Website and app data records

-- -- --

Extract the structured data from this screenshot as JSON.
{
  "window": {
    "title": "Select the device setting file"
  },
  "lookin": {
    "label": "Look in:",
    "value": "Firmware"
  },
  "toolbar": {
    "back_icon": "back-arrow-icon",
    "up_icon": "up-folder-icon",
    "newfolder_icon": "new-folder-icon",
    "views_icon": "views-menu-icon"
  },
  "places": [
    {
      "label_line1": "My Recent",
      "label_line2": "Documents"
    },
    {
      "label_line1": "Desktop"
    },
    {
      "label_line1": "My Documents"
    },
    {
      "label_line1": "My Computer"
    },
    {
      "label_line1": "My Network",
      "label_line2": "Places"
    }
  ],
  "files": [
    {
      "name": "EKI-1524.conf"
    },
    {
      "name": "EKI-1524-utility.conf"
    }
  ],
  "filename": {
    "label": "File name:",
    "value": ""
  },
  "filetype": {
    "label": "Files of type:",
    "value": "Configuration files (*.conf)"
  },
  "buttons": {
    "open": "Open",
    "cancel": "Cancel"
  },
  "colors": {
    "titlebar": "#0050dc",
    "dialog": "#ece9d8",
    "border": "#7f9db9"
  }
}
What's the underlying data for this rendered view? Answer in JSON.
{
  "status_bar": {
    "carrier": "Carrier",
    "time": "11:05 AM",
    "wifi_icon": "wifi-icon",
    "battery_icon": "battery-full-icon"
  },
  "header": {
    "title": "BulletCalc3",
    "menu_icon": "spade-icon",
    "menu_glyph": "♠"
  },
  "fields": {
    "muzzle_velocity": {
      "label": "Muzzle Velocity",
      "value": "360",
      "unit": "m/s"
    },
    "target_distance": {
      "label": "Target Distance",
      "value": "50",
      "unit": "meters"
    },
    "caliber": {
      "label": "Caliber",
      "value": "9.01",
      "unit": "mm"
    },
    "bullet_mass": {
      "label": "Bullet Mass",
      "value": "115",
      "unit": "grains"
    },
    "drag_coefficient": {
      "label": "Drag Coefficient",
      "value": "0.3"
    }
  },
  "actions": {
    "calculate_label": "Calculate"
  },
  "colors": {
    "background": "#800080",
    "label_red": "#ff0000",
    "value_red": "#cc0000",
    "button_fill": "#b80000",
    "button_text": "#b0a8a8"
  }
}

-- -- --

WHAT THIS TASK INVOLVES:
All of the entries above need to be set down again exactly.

REPLY TO THE EXERCISE:
Extract the structured data from this screenshot as JSON.
{
  "window": {
    "title": "Select the device setting file"
  },
  "lookin": {
    "label": "Look in:",
    "value": "Firmware"
  },
  "toolbar": {
    "back_icon": "back-arrow-icon",
    "up_icon": "up-folder-icon",
    "newfolder_icon": "new-folder-icon",
    "views_icon": "views-menu-icon"
  },
  "places": [
    {
      "label_line1": "My Recent",
      "label_line2": "Documents"
    },
    {
      "label_line1": "Desktop"
    },
    {
      "label_line1": "My Documents"
    },
    {
      "label_line1": "My Computer"
    },
    {
      "label_line1": "My Network",
      "label_line2": "Places"
    }
  ],
  "files": [
    {
      "name": "EKI-1524.conf"
    },
    {
      "name": "EKI-1524-utility.conf"
    }
  ],
  "filename": {
    "label": "File name:",
    "value": ""
  },
  "filetype": {
    "label": "Files of type:",
    "value": "Configuration files (*.conf)"
  },
  "buttons": {
    "open": "Open",
    "cancel": "Cancel"
  },
  "colors": {
    "titlebar": "#0050dc",
    "dialog": "#ece9d8",
    "border": "#7f9db9"
  }
}
What's the underlying data for this rendered view? Answer in JSON.
{
  "status_bar": {
    "carrier": "Carrier",
    "time": "11:05 AM",
    "wifi_icon": "wifi-icon",
    "battery_icon": "battery-full-icon"
  },
  "header": {
    "title": "BulletCalc3",
    "menu_icon": "spade-icon",
    "menu_glyph": "♠"
  },
  "fields": {
    "muzzle_velocity": {
      "label": "Muzzle Velocity",
      "value": "360",
      "unit": "m/s"
    },
    "target_distance": {
      "label": "Target Distance",
      "value": "50",
      "unit": "meters"
    },
    "caliber": {
      "label": "Caliber",
      "value": "9.01",
      "unit": "mm"
    },
    "bullet_mass": {
      "label": "Bullet Mass",
      "value": "115",
      "unit": "grains"
    },
    "drag_coefficient": {
      "label": "Drag Coefficient",
      "value": "0.3"
    }
  },
  "actions": {
    "calculate_label": "Calculate"
  },
  "colors": {
    "background": "#800080",
    "label_red": "#ff0000",
    "value_red": "#cc0000",
    "button_fill": "#b80000",
    "button_text": "#b0a8a8"
  }
}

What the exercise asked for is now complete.